He started his quest for knowledge at the College de Genève, where he earned his B.A and learned to speak French and German. Borges then moved to Spain and became absorbed in the “Ultraist Movement” that supported wild metaphors in the attempt to create true poetry, separated from reality. He loved this movement so fiercely that he brought it back to Argentina. The people there began to sing his praises over the poems he had written including “Fervour of Buenos Aires”. Despite his little mountain of success he, unhappily, had to take a job in the Buenos Aires Library. For the most part, things were going well for Borges in this stage of his life, but, tragedy struck in 1938 when his father died and Borges suffered a blood poisoned head wound. This injury, however, proved to be a blessing in disguise. It allowed him to go into a dream-like state and produce some of the best works of literature the world has ever read such as Fictions” and “The Aleph and Other Stories”. (Rodriguez- Monegal, Britannica Biographies)
In 1946, the dictator Juan Peron rose to power and Borges was forced to leave his position in the library because he supported the allies throughout World War Two. Although he was jobless, he continued to write, creating “Other Inquisitions”. When Peron left his position, Borges was blessed with two special positions, the director of the national library and a professor of English and American Literature at the University of Buenos Aires. Partly because of his total blindness, he took these positions gratefully, and during his last years of life produced works of literature that ranged in themes and topics, showing off his span of range. Among these works were “Dreamtigers”, “The book of Imaginary Beings”, “Dr. Brodie’s Report”, and “The book of Sand”. (Rodriguez- Monegal, Britannica Biographies)
Borges wrote in his authors note in “The Book of Sand”, “I write for myself and for my friends, and I write to ease the passing of time”. (Page 8) Because Borges wrote for himself, his work reflects what he is feeling.

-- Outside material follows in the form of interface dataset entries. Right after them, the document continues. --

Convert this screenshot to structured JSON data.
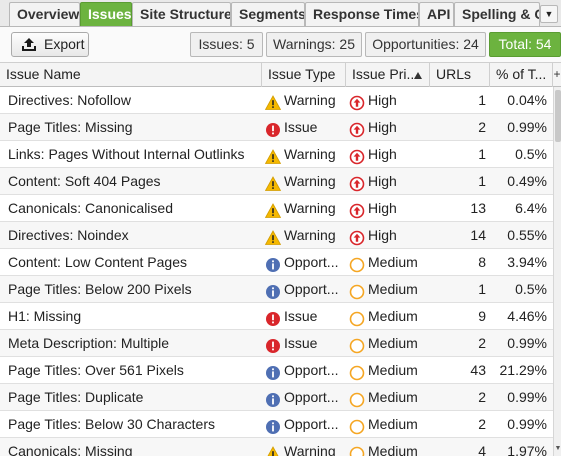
{
  "tabs": [
    {
      "label": "Overview",
      "active": false
    },
    {
      "label": "Issues",
      "active": true
    },
    {
      "label": "Site Structure",
      "active": false
    },
    {
      "label": "Segments",
      "active": false
    },
    {
      "label": "Response Times",
      "active": false
    },
    {
      "label": "API",
      "active": false
    },
    {
      "label": "Spelling & Gr",
      "active": false
    }
  ],
  "toolbar": {
    "export_label": "Export",
    "filters": {
      "issues": "Issues: 5",
      "warnings": "Warnings: 25",
      "opportunities": "Opportunities: 24",
      "total": "Total: 54"
    }
  },
  "table": {
    "headers": [
      "Issue Name",
      "Issue Type",
      "Issue Pri...",
      "URLs",
      "% of T..."
    ],
    "rows": [
      {
        "name": "Directives: Nofollow",
        "type": "Warning",
        "type_icon": "warning-icon",
        "priority": "High",
        "priority_icon": "high-priority-icon",
        "urls": "1",
        "pct": "0.04%"
      },
      {
        "name": "Page Titles: Missing",
        "type": "Issue",
        "type_icon": "issue-icon",
        "priority": "High",
        "priority_icon": "high-priority-icon",
        "urls": "2",
        "pct": "0.99%"
      },
      {
        "name": "Links: Pages Without Internal Outlinks",
        "type": "Warning",
        "type_icon": "warning-icon",
        "priority": "High",
        "priority_icon": "high-priority-icon",
        "urls": "1",
        "pct": "0.5%"
      },
      {
        "name": "Content: Soft 404 Pages",
        "type": "Warning",
        "type_icon": "warning-icon",
        "priority": "High",
        "priority_icon": "high-priority-icon",
        "urls": "1",
        "pct": "0.49%"
      },
      {
        "name": "Canonicals: Canonicalised",
        "type": "Warning",
        "type_icon": "warning-icon",
        "priority": "High",
        "priority_icon": "high-priority-icon",
        "urls": "13",
        "pct": "6.4%"
      },
      {
        "name": "Directives: Noindex",
        "type": "Warning",
        "type_icon": "warning-icon",
        "priority": "High",
        "priority_icon": "high-priority-icon",
        "urls": "14",
        "pct": "0.55%"
      },
      {
        "name": "Content: Low Content Pages",
        "type": "Opport...",
        "type_icon": "opportunity-icon",
        "priority": "Medium",
        "priority_icon": "medium-priority-icon",
        "urls": "8",
        "pct": "3.94%"
      },
      {
        "name": "Page Titles: Below 200 Pixels",
        "type": "Opport...",
        "type_icon": "opportunity-icon",
        "priority": "Medium",
        "priority_icon": "medium-priority-icon",
        "urls": "1",
        "pct": "0.5%"
      },
      {
        "name": "H1: Missing",
        "type": "Issue",
        "type_icon": "issue-icon",
        "priority": "Medium",
        "priority_icon": "medium-priority-icon",
        "urls": "9",
        "pct": "4.46%"
      },
      {
        "name": "Meta Description: Multiple",
        "type": "Issue",
        "type_icon": "issue-icon",
        "priority": "Medium",
        "priority_icon": "medium-priority-icon",
        "urls": "2",
        "pct": "0.99%"
      },
      {
        "name": "Page Titles: Over 561 Pixels",
        "type": "Opport...",
        "type_icon": "opportunity-icon",
        "priority": "Medium",
        "priority_icon": "medium-priority-icon",
        "urls": "43",
        "pct": "21.29%"
      },
      {
        "name": "Page Titles: Duplicate",
        "type": "Opport...",
        "type_icon": "opportunity-icon",
        "priority": "Medium",
        "priority_icon": "medium-priority-icon",
        "urls": "2",
        "pct": "0.99%"
      },
      {
        "name": "Page Titles: Below 30 Characters",
        "type": "Opport...",
        "type_icon": "opportunity-icon",
        "priority": "Medium",
        "priority_icon": "medium-priority-icon",
        "urls": "2",
        "pct": "0.99%"
      },
      {
        "name": "Canonicals: Missing",
        "type": "Warning",
        "type_icon": "warning-icon",
        "priority": "Medium",
        "priority_icon": "medium-priority-icon",
        "urls": "4",
        "pct": "1.97%"
      }
    ]
  },
  "colors": {
    "accent_green": "#6cb33f",
    "warning_yellow": "#f5b800",
    "issue_red": "#d9262b",
    "opportunity_blue": "#4f6fb3",
    "medium_orange": "#f5a623"
  }
}
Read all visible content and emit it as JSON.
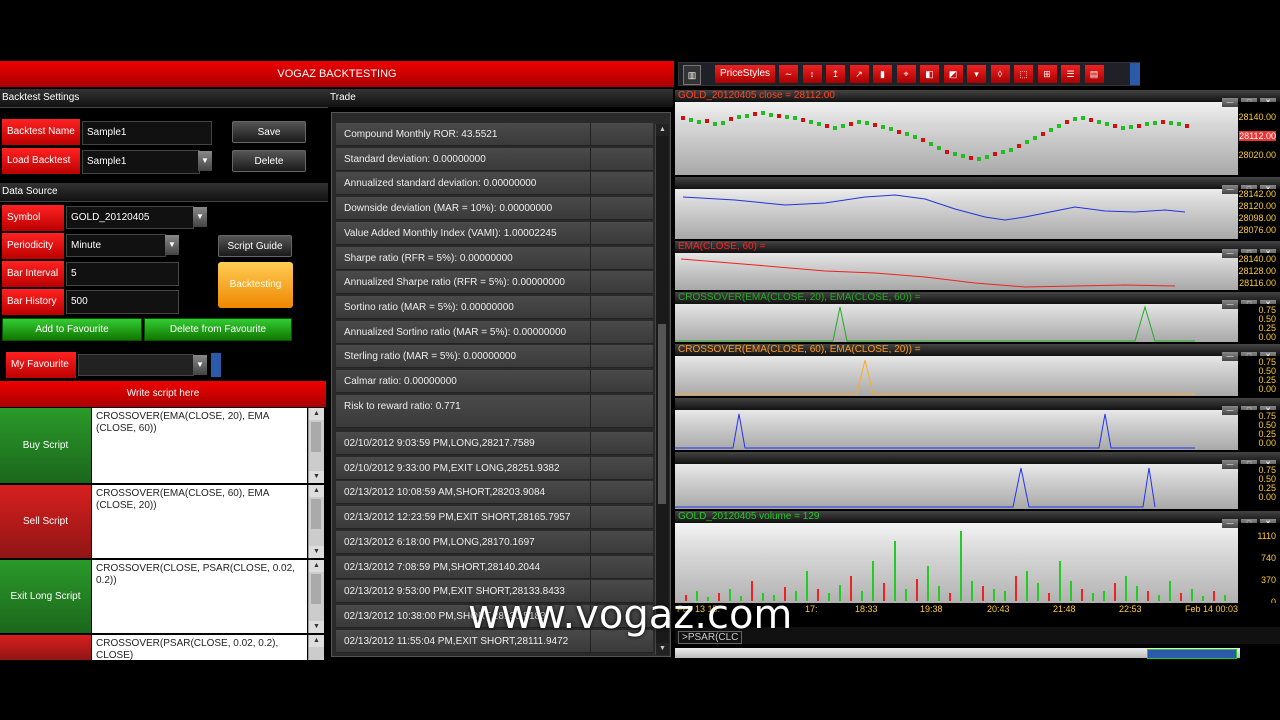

Dirda points out a statement that Borges makes himself that confirmed this theory; “All literature is autobiographical, in the last instance”. (The Washington Post) Borges portrayed his feelings within themes of...